spent some time learning about other client populations. I took courses in
cultural diversity, spirituality, couples counselling, and substance abuse. I
even spent some time as an intern working with clients who were dealing with
crisis pregnancies. Though I enjoyed my work, I felt putting so much focus
into these other areas led me too far away from advocacy for people with
disabilities. I wasn’t sure how effective an advocate I would be.
As ironic as it sounds, I eventually realized that all the
time I’d spent focused on other advocacy efforts actually made me a better
advocate for people with disabilities. I formed my platform, “Access to Open
Minds” around the idea that people with disabilities need to see and be seen
by able-bodied people in order to make change happen for the better.
It’s easy for us as people with disabilities to isolate
ourselves in our homes or to only participate in disability-friendly
activities in order to avoid negative attention. That’s an easy
temptation to give in to, but not a healthy one. I believe that it also
causes fear in people who are able-bodied, because they don’t know what
to expect when they interact with us. We need to let the world know what
we’ve known all the time—that we have the same right as anyone else does
to pursue our dreams and be happy. We’re worth it!
See you soon ladies!
1. Rebecca at the National Junior
Disability Championship, in Tampa, FL, The event had a Hawaiian luau
theme, but was very rainy. Photo taken by Michael Curley on July 23,
2. Rebecca at the 8th Annual Family CAFE Conference
in Orlando, FL, on June 2, 2006. The conference gives people with
disabilities and their families a chance to network and share

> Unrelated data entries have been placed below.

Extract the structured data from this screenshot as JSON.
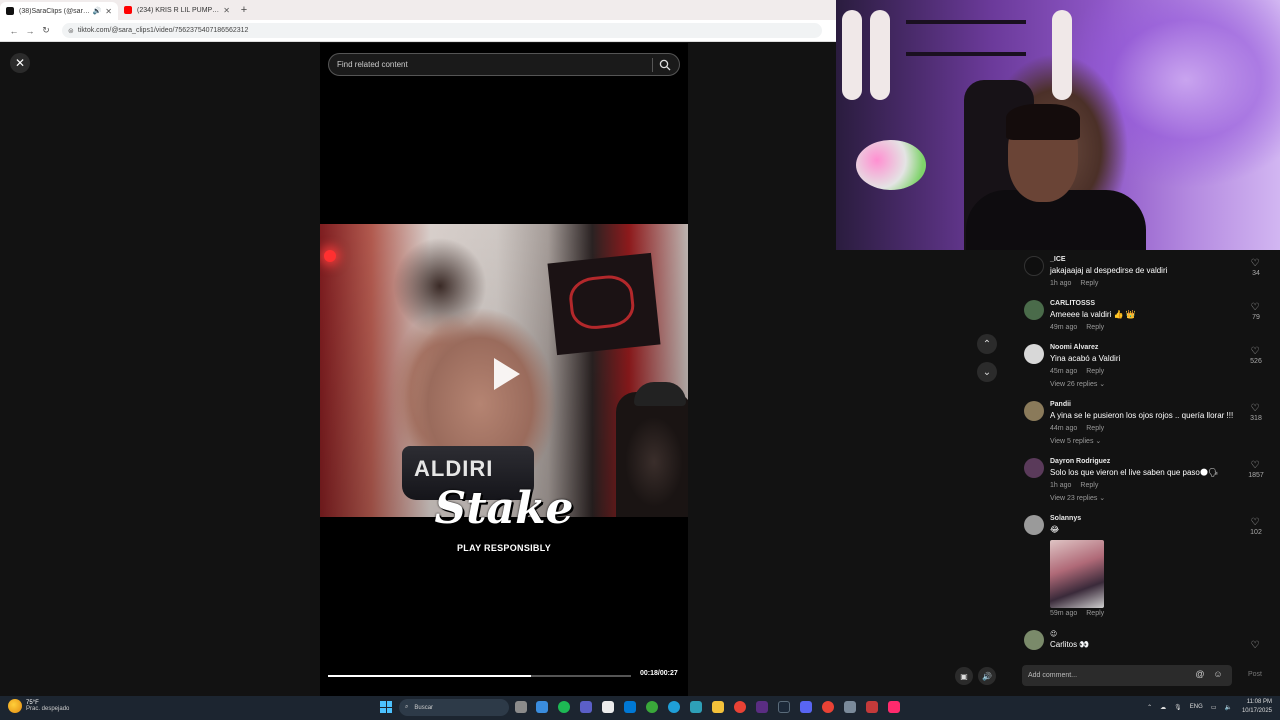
{
  "browser": {
    "tabs": [
      {
        "title": "(38)SaraClips (@sara_clips1)",
        "active": true
      },
      {
        "title": "(234) KRIS R LIL PUMP - YouTube",
        "active": false
      }
    ],
    "url": "tiktok.com/@sara_clips1/video/7562375407186562312"
  },
  "player": {
    "search_placeholder": "Find related content",
    "overlay_title": "Stake",
    "overlay_subtitle": "PLAY RESPONSIBLY",
    "top_text": "ALDIRI",
    "time": "00:18/00:27",
    "progress": 0.67
  },
  "comments": [
    {
      "user": "_ICE",
      "text": "jakajaajaj al despedirse de valdiri",
      "time": "1h ago",
      "reply": "Reply",
      "likes": "34",
      "replies": ""
    },
    {
      "user": "CARLITOSSS",
      "text": "Ameeee la valdiri 👍 👑",
      "time": "49m ago",
      "reply": "Reply",
      "likes": "79",
      "replies": ""
    },
    {
      "user": "Noomi Alvarez",
      "text": "Yina acabó a Valdiri",
      "time": "45m ago",
      "reply": "Reply",
      "likes": "526",
      "replies": "View 26 replies ⌄"
    },
    {
      "user": "Pandii",
      "text": "A yina se le pusieron los ojos rojos .. quería llorar !!!",
      "time": "44m ago",
      "reply": "Reply",
      "likes": "318",
      "replies": "View 5 replies ⌄"
    },
    {
      "user": "Dayron Rodriguez",
      "text": "Solo los que vieron el live saben que paso🌑🗣",
      "time": "1h ago",
      "reply": "Reply",
      "likes": "1857",
      "replies": "View 23 replies ⌄"
    },
    {
      "user": "Solannys",
      "text": "😂",
      "time": "59m ago",
      "reply": "Reply",
      "likes": "102",
      "replies": ""
    },
    {
      "user": "😉",
      "text": "Carlitos 👀",
      "time": "",
      "reply": "",
      "likes": "",
      "replies": ""
    }
  ],
  "comment_box": {
    "placeholder": "Add comment...",
    "post": "Post"
  },
  "taskbar": {
    "temp": "75°F",
    "condition": "Prac. despejado",
    "search": "Buscar",
    "lang": "ENG",
    "time": "11:08 PM",
    "date": "10/17/2025"
  },
  "icons": {
    "close": "close-icon",
    "search": "search-icon",
    "nav_up": "chevron-up-icon",
    "nav_down": "chevron-down-icon",
    "heart": "heart-icon"
  }
}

3. Rebecca with two employees (Fiorella and Lina)
at Oviedo, FL. The entire staff has been very enthusiastic about
supporting her fundraising efforts. Photo dated May 13th, 2006.

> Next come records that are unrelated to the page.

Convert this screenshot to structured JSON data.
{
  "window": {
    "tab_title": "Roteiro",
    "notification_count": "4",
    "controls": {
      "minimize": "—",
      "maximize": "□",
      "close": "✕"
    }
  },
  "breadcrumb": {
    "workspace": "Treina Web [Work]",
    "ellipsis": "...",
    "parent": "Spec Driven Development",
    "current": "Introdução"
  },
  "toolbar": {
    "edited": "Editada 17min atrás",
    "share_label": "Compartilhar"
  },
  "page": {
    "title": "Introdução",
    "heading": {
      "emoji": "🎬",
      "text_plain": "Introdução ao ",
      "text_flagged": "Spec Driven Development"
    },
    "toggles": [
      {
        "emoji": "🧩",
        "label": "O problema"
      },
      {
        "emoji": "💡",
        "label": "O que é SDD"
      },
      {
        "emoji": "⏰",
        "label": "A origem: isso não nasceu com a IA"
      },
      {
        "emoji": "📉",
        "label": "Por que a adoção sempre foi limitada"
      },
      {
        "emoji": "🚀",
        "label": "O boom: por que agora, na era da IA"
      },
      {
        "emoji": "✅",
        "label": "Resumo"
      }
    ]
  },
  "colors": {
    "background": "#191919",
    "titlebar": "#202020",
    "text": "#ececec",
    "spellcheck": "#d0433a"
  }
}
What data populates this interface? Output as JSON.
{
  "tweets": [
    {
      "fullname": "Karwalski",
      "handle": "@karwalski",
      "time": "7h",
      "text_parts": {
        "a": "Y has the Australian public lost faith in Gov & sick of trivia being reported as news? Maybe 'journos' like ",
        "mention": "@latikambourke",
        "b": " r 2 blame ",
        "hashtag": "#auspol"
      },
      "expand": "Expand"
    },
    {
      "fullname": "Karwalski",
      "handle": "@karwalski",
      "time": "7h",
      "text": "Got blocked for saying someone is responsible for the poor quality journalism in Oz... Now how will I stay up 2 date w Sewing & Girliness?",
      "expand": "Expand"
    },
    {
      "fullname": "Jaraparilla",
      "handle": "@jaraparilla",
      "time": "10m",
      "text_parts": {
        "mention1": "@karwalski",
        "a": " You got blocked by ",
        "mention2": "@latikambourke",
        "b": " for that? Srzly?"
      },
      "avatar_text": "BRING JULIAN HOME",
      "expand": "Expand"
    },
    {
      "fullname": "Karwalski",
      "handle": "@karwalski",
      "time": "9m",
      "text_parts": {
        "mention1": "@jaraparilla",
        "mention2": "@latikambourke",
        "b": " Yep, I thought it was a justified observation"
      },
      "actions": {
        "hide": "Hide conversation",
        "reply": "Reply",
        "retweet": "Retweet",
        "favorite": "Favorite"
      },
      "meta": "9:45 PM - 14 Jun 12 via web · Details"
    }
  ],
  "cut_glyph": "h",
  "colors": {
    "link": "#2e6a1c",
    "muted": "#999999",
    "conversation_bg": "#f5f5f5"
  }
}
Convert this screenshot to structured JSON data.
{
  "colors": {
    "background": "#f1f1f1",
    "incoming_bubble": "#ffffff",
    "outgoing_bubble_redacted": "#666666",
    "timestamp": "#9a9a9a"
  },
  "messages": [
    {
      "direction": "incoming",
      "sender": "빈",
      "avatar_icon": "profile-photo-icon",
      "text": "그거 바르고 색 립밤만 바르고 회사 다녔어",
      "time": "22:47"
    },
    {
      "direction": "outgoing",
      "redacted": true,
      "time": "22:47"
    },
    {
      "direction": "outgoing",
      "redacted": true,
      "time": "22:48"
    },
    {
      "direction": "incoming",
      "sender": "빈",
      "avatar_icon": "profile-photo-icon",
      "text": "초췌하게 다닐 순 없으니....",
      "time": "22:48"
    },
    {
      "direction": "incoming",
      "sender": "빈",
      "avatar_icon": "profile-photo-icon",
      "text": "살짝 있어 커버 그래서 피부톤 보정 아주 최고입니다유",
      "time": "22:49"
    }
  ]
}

4. Rebecca with her friend and traveling companion
Ana Dela Rosa after the crowning ceremony at the state pageant, in
St. Petersburg, FL, January 21, 2006.